» Instructions for the task:
Would you repeat the data below exactly, taking out the images?

[Entries from a dataset of interfaces]
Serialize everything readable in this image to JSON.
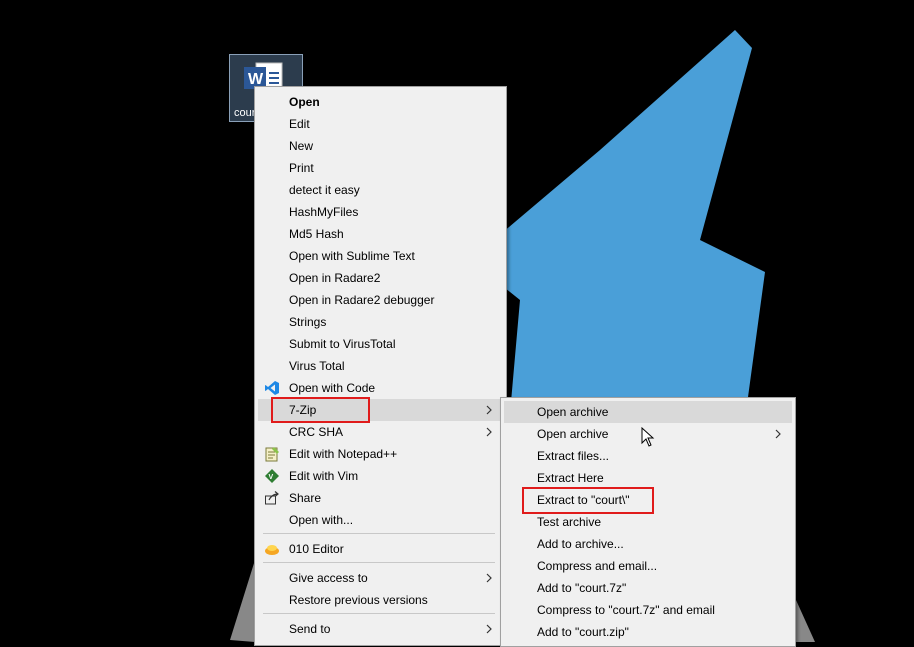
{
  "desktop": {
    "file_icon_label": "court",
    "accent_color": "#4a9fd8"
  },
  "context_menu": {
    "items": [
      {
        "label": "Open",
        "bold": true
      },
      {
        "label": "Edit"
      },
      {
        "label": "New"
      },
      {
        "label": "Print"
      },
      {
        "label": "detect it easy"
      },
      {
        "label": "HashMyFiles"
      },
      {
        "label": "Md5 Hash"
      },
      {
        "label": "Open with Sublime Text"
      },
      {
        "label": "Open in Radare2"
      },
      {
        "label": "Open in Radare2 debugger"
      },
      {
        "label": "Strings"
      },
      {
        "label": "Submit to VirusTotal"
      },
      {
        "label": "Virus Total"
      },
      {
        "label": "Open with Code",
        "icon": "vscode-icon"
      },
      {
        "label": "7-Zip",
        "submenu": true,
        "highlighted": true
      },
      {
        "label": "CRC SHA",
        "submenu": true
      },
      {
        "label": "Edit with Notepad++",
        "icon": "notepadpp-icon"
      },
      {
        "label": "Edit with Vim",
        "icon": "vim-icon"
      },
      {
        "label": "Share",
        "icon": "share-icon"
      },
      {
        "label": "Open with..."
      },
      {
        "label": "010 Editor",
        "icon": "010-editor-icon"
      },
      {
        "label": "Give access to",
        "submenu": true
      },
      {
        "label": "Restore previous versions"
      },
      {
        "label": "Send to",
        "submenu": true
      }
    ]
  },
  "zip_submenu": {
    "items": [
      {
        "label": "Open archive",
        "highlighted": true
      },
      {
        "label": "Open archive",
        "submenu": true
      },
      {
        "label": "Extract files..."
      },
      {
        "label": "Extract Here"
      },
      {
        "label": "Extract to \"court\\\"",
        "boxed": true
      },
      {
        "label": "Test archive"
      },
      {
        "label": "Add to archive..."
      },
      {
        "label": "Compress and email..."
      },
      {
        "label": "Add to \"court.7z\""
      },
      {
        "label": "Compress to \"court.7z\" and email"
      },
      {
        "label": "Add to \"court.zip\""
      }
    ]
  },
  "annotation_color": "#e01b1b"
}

» Answer to this task:
Serialize everything readable in this image to JSON.
{
  "desktop": {
    "file_icon_label": "court",
    "accent_color": "#4a9fd8"
  },
  "context_menu": {
    "items": [
      {
        "label": "Open",
        "bold": true
      },
      {
        "label": "Edit"
      },
      {
        "label": "New"
      },
      {
        "label": "Print"
      },
      {
        "label": "detect it easy"
      },
      {
        "label": "HashMyFiles"
      },
      {
        "label": "Md5 Hash"
      },
      {
        "label": "Open with Sublime Text"
      },
      {
        "label": "Open in Radare2"
      },
      {
        "label": "Open in Radare2 debugger"
      },
      {
        "label": "Strings"
      },
      {
        "label": "Submit to VirusTotal"
      },
      {
        "label": "Virus Total"
      },
      {
        "label": "Open with Code",
        "icon": "vscode-icon"
      },
      {
        "label": "7-Zip",
        "submenu": true,
        "highlighted": true
      },
      {
        "label": "CRC SHA",
        "submenu": true
      },
      {
        "label": "Edit with Notepad++",
        "icon": "notepadpp-icon"
      },
      {
        "label": "Edit with Vim",
        "icon": "vim-icon"
      },
      {
        "label": "Share",
        "icon": "share-icon"
      },
      {
        "label": "Open with..."
      },
      {
        "label": "010 Editor",
        "icon": "010-editor-icon"
      },
      {
        "label": "Give access to",
        "submenu": true
      },
      {
        "label": "Restore previous versions"
      },
      {
        "label": "Send to",
        "submenu": true
      }
    ]
  },
  "zip_submenu": {
    "items": [
      {
        "label": "Open archive",
        "highlighted": true
      },
      {
        "label": "Open archive",
        "submenu": true
      },
      {
        "label": "Extract files..."
      },
      {
        "label": "Extract Here"
      },
      {
        "label": "Extract to \"court\\\"",
        "boxed": true
      },
      {
        "label": "Test archive"
      },
      {
        "label": "Add to archive..."
      },
      {
        "label": "Compress and email..."
      },
      {
        "label": "Add to \"court.7z\""
      },
      {
        "label": "Compress to \"court.7z\" and email"
      },
      {
        "label": "Add to \"court.zip\""
      }
    ]
  },
  "annotation_color": "#e01b1b"
}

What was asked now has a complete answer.